[[ RECORDED INFORMATION open ]]

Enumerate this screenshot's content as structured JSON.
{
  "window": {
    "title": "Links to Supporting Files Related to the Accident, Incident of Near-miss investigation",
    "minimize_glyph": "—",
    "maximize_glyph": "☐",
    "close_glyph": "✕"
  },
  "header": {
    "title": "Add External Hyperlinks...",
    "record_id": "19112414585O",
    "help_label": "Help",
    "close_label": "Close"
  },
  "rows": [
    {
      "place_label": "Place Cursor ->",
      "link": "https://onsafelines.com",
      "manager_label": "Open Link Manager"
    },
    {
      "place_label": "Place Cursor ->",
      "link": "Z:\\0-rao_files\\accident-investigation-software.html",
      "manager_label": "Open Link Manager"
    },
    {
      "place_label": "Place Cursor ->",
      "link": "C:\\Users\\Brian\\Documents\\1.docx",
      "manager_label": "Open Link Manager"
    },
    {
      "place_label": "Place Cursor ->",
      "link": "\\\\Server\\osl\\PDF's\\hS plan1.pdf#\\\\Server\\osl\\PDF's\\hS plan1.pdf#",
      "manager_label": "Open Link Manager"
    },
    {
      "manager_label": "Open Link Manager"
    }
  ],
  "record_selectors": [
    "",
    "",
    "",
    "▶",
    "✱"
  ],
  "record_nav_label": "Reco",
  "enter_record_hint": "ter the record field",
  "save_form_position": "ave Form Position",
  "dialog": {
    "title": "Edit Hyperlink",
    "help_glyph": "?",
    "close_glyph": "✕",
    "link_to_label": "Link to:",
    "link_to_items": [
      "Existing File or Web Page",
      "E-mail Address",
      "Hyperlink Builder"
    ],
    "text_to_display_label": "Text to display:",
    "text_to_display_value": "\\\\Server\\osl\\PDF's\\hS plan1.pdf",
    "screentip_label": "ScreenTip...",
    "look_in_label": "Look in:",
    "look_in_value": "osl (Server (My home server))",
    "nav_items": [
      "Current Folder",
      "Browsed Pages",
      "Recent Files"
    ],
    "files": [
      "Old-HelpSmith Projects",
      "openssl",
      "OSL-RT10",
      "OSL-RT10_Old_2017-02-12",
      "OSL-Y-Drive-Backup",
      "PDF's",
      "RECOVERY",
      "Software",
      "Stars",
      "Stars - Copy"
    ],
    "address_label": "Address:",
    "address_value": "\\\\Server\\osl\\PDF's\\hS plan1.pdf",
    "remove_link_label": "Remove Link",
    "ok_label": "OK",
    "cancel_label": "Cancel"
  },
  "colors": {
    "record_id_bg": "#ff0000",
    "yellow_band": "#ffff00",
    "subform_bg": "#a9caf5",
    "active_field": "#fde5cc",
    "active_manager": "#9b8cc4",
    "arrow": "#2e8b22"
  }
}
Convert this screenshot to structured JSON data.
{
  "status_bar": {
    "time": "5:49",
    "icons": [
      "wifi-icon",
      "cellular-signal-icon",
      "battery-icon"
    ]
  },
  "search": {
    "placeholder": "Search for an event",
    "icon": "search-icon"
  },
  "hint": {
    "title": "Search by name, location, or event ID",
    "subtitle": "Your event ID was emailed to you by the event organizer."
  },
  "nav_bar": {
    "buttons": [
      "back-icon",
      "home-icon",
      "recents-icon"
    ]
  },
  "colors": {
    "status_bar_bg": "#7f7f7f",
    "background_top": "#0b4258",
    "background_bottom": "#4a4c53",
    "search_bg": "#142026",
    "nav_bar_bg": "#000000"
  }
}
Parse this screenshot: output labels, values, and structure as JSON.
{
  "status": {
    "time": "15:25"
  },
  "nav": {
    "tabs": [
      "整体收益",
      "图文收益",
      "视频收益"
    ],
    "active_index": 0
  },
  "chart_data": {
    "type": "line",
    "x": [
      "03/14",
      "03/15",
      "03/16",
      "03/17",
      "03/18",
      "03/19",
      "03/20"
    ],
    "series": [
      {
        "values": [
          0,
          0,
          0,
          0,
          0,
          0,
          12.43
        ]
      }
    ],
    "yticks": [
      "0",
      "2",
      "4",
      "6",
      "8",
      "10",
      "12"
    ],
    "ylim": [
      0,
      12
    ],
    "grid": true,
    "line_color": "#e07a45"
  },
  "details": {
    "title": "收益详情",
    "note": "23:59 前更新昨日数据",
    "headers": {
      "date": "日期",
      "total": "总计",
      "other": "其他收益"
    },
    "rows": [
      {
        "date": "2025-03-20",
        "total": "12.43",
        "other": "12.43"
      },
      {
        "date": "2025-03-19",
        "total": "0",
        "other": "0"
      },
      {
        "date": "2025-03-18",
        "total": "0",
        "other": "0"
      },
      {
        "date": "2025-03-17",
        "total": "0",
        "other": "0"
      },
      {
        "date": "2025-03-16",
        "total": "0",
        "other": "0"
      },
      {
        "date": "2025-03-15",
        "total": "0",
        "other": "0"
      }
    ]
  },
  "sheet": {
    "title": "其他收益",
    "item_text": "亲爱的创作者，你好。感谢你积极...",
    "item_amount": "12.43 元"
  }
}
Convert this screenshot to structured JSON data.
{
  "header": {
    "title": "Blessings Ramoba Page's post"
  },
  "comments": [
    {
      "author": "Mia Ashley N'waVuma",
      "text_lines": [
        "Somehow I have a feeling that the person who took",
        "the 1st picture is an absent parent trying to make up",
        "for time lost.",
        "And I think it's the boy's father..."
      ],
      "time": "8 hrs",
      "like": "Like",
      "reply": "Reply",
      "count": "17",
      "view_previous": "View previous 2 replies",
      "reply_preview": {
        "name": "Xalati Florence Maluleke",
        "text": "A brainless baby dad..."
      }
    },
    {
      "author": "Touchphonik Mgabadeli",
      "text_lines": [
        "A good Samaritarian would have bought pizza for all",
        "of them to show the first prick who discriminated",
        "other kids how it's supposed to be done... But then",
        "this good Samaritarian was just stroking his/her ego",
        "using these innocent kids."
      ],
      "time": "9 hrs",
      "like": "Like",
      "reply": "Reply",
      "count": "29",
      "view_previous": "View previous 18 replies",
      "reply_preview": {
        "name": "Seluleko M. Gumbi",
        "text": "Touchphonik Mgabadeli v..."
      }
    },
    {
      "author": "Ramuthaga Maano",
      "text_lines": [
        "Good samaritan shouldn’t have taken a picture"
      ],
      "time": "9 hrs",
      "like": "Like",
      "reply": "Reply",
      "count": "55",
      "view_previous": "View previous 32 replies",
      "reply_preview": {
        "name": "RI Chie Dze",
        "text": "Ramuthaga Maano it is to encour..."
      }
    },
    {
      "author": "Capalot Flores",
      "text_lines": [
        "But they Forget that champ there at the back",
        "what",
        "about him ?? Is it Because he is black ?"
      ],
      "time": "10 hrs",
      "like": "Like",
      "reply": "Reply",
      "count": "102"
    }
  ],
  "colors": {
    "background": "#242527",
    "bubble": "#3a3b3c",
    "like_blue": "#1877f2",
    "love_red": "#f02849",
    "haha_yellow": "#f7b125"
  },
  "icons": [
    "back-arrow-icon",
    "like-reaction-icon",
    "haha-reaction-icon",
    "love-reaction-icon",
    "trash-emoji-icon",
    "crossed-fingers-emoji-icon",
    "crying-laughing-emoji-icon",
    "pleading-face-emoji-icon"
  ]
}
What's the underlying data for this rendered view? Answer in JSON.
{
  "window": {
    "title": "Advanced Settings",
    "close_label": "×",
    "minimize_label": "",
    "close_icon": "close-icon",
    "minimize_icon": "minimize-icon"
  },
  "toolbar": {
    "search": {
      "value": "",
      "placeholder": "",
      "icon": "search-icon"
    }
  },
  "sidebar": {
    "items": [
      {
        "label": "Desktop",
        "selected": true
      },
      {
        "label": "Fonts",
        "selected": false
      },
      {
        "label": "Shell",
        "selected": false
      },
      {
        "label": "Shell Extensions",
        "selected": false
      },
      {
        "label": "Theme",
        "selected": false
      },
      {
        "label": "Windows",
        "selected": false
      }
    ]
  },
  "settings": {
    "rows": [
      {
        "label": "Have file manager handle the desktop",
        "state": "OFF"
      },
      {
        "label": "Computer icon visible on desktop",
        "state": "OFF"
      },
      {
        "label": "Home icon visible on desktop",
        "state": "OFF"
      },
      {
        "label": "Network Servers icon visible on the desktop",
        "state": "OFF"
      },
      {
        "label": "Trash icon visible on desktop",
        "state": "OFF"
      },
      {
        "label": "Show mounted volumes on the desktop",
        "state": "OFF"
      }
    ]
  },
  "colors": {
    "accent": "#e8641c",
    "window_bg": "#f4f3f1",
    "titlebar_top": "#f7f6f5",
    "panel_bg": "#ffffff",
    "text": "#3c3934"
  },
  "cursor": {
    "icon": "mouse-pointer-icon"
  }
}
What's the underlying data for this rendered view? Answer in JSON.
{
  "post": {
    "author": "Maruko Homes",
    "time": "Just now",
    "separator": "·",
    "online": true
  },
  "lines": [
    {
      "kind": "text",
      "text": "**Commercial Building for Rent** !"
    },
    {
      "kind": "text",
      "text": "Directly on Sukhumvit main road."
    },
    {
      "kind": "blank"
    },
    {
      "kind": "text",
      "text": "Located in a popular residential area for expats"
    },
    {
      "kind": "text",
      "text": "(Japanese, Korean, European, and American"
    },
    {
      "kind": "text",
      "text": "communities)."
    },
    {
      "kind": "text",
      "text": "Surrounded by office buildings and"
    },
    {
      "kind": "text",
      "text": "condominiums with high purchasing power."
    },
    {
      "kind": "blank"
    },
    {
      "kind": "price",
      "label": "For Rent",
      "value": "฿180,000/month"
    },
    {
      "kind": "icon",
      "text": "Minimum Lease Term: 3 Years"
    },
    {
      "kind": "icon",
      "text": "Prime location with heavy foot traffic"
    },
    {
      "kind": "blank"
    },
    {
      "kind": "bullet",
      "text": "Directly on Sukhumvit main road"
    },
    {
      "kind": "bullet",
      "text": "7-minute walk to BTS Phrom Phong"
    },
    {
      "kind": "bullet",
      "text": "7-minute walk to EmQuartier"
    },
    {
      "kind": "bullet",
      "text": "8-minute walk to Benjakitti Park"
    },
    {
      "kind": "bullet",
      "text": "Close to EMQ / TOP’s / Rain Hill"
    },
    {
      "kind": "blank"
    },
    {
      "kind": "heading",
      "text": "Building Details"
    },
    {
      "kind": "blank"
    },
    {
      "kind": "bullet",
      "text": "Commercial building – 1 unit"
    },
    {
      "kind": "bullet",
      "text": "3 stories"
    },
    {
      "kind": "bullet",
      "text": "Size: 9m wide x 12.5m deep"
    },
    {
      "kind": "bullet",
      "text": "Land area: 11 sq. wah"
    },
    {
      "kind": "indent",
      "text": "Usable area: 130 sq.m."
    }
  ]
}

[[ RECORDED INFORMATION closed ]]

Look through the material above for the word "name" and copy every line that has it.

COMPLETED EXERCISE
    "title": "Search by name, location, or event ID",
        "name": "Xalati Florence Maluleke",
        "name": "Seluleko M. Gumbi",
        "name": "RI Chie Dze",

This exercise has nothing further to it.